THE TOPIC OF SPORT CONCUSSION IS ONE OF THE MOST DISCUSSED ISSUES IN SPORTS MEDICINE OVER THE PAST FEW YEARS. ALL HEALTH CARE, MEDICAL, AND STRENGTH AND CONDITIONING PROFESSIONALS SHOULD HAVE A SOUND WORKING KNOWLEDGE OF THE DEVELOPMENTS ON THE TOPICS OF SPORTS CONCUSSION BECAUSE IT IS LIKELY THAT ALL PRACTITIONERS MAY ENCOUNTER ATHLETES, BOTH COMPETITIVE AND RECREATIONAL, WITH SYMPTOMS OF CONCUSSION.
Supplemental Digital Content is Available in the Text.
1Department of Health Professions, University of Central Florida, Orlando, Florida;
2Orlando Sports Medicine Group, Inc, Orlando, Florida; and
3University of Central Florida Athletics, University of Central Florida, Orlando, Florida
Conflicts of Interest and Source of Funding: The authors report no conflicts of interest and no source of funding.
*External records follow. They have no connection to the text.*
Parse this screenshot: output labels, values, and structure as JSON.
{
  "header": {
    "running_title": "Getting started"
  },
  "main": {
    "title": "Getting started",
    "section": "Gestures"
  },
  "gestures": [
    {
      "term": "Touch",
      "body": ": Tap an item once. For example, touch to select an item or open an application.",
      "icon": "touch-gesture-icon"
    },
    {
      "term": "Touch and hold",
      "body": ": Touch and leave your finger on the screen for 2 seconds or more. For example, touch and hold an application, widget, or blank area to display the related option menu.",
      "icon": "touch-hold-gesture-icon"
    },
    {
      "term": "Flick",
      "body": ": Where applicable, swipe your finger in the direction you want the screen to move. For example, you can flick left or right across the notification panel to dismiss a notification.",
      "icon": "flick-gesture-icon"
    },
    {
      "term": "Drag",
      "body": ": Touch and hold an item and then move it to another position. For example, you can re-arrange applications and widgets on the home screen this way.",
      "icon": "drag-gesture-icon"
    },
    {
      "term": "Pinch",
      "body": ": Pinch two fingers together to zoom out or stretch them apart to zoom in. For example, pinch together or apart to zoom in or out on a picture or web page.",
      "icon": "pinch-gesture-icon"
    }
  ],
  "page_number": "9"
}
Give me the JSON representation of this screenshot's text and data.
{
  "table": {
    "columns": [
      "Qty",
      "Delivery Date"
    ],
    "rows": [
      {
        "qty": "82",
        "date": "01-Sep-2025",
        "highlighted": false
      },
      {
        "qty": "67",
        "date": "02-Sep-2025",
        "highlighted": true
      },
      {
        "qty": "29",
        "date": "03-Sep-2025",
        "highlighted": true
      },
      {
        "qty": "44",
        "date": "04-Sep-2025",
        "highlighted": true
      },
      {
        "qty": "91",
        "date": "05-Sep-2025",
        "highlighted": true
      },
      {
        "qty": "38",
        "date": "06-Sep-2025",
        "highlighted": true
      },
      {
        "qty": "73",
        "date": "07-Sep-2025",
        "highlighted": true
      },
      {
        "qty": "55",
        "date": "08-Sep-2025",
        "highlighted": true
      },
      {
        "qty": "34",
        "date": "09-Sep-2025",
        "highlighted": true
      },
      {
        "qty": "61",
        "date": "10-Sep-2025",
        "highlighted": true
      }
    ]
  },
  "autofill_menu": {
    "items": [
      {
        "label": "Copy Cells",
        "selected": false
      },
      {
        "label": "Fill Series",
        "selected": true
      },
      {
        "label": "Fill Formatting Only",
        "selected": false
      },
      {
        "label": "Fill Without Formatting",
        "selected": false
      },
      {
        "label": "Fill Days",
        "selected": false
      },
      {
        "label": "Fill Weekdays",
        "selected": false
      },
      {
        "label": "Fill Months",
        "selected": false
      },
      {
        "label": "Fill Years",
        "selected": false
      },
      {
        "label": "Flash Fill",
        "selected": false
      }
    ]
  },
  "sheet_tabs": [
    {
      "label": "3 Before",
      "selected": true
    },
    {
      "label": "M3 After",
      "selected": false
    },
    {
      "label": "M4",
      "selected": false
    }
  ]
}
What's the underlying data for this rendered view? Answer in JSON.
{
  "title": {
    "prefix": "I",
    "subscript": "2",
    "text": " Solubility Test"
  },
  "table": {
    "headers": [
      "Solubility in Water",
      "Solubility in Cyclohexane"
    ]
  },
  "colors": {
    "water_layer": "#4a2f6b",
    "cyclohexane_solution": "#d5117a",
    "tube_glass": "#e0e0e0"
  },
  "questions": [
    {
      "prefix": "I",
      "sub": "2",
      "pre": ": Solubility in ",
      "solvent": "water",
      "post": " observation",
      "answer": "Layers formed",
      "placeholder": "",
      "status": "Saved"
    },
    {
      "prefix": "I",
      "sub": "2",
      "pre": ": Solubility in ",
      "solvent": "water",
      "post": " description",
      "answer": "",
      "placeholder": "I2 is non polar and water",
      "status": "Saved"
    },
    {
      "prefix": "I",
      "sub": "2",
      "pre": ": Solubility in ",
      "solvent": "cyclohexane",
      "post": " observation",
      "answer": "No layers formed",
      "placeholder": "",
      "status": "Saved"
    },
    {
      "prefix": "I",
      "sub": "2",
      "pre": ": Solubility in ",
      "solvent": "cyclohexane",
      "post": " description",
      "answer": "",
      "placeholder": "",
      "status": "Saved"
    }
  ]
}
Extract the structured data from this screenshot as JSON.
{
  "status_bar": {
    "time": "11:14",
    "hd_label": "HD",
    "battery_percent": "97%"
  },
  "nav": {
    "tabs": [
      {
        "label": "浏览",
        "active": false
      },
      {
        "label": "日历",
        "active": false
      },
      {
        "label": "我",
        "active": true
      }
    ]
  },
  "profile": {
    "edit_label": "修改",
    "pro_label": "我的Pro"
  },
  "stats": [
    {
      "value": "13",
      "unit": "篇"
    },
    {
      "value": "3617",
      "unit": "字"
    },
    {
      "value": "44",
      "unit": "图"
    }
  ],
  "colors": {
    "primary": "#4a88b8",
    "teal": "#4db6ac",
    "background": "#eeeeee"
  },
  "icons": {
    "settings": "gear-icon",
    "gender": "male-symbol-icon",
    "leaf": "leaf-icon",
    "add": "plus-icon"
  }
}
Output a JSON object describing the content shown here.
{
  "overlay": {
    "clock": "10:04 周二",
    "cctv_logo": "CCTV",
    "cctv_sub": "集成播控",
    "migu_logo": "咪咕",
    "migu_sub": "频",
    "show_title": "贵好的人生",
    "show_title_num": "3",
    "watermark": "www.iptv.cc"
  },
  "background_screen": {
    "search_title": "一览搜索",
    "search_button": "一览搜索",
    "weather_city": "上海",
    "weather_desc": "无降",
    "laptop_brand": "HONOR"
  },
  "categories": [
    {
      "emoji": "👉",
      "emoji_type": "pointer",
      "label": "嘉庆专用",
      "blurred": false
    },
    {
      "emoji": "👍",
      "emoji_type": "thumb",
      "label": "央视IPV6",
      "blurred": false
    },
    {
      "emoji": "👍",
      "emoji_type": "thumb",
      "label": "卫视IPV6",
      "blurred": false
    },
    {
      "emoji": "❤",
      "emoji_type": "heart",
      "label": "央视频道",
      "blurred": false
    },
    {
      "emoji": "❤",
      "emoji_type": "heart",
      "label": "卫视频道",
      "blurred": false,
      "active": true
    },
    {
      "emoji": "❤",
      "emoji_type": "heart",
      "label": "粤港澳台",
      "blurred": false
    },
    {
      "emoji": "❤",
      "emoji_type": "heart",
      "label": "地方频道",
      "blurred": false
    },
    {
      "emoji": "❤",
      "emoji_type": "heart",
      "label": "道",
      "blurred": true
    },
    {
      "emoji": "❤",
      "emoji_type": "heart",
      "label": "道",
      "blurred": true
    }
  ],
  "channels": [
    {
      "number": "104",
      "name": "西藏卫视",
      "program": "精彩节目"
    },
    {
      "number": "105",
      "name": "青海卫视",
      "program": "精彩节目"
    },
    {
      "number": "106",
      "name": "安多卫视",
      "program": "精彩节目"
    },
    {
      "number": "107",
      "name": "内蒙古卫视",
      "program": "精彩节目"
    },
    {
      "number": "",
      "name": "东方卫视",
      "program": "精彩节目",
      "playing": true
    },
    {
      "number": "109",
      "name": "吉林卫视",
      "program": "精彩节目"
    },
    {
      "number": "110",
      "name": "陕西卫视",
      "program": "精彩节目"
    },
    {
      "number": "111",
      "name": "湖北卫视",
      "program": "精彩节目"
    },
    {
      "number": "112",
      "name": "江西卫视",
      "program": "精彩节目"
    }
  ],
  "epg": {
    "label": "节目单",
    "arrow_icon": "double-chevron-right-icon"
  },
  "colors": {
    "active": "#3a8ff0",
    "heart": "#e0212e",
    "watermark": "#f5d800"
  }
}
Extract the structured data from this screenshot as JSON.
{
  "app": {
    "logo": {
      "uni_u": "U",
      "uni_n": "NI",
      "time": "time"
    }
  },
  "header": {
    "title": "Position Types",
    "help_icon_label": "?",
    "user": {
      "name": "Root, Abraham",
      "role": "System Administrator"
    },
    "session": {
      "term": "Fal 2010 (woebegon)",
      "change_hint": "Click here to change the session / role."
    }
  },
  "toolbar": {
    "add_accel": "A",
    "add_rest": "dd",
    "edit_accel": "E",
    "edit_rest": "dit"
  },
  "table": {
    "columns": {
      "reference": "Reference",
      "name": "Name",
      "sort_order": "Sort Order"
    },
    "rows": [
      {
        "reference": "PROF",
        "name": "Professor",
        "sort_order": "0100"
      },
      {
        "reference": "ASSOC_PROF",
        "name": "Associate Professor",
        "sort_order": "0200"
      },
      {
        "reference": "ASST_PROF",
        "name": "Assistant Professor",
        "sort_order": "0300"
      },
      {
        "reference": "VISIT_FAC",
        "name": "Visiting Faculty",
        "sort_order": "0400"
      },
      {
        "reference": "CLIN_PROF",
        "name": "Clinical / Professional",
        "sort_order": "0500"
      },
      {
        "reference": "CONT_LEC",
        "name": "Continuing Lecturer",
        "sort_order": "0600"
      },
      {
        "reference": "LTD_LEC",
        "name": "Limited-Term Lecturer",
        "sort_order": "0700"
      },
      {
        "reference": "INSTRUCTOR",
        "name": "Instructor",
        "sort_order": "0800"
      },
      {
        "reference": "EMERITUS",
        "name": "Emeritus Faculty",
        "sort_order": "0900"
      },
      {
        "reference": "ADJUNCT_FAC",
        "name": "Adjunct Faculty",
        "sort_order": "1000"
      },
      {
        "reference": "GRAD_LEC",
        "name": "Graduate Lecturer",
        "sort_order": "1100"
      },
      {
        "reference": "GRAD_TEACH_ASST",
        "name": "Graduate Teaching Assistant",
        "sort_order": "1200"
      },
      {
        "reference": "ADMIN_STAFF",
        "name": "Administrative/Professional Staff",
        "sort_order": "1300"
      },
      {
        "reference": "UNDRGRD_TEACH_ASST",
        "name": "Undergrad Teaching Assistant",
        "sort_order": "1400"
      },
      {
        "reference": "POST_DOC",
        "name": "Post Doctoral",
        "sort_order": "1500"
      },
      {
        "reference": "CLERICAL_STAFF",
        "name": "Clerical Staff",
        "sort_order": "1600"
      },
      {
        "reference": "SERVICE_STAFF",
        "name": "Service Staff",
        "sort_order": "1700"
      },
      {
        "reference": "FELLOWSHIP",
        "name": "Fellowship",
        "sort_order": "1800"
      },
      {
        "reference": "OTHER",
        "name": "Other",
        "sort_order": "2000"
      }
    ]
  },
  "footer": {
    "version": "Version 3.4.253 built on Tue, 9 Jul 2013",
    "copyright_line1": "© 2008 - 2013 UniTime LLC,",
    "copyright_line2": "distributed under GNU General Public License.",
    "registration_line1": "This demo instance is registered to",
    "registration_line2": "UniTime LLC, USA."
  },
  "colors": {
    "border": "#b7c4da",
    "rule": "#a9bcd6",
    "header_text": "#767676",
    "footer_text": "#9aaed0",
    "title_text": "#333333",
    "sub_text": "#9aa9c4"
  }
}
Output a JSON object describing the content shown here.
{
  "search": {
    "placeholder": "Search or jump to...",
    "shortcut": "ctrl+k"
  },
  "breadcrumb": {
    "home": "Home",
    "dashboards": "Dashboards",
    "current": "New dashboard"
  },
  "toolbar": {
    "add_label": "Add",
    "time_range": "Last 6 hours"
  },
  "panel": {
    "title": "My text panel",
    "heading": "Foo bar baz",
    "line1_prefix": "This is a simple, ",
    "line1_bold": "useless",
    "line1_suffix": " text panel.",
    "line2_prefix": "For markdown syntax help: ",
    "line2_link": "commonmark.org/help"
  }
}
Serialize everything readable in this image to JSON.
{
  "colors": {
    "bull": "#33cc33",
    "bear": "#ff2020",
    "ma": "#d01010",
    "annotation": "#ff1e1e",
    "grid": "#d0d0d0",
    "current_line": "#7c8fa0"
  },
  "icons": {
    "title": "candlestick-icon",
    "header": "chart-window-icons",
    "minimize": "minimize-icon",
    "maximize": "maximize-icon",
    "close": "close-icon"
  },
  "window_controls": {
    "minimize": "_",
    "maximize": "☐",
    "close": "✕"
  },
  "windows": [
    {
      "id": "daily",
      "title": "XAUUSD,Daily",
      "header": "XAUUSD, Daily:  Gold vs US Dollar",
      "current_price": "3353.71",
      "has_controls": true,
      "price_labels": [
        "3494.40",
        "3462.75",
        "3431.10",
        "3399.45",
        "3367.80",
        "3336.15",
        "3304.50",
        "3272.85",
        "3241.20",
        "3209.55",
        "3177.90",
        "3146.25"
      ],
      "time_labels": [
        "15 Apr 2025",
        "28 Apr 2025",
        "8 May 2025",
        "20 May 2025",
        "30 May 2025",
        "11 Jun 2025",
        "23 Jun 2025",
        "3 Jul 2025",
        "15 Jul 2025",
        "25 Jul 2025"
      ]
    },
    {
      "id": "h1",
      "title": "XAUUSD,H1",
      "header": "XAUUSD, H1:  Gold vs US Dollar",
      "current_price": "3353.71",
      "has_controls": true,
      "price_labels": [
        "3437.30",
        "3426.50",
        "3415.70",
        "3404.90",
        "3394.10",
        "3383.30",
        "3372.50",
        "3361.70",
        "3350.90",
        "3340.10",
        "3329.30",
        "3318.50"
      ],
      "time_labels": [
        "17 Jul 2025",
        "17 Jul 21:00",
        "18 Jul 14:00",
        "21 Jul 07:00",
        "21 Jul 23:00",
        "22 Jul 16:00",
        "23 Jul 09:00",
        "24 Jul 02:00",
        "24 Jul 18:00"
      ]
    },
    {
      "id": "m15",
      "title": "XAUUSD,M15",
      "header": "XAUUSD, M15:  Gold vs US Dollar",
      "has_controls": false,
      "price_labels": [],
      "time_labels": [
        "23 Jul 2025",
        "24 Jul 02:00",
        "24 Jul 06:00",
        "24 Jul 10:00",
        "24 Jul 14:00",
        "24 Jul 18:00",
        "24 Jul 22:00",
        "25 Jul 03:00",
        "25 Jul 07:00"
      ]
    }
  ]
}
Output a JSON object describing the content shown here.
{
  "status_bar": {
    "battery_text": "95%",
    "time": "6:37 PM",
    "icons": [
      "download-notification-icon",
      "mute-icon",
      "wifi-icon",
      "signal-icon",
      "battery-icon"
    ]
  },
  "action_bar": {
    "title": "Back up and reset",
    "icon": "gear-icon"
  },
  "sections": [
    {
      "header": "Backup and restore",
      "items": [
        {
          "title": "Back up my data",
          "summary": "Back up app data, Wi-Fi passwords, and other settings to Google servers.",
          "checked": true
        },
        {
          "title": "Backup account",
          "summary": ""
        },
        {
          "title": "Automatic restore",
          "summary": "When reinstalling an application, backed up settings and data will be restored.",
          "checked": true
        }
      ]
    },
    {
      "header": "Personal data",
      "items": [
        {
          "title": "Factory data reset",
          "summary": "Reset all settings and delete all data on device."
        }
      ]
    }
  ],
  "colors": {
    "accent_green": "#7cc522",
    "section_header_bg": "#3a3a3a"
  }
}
Supplemental digital content is available for this article. Direct URL citations appear in the printed text and are provided in the HTML and PDF versions of this article on the journal's Web site (http://journals.lww.com/nsca-scj).
Patrick S. Pabian is the program director and director of Clinical Education in the Department of Health Professions at the University of Central Florida.
Eric D. Greeno is owner of Orlando Sports Medicine Group, Inc in Orlando, Florida.
Mary Vander Heiden is the director of Sports Medicine and head athletic trainer for football for the University of Central Florida.
William J. Hanney is an assistant professor in the Department of Health Professions at the University of Central Florida.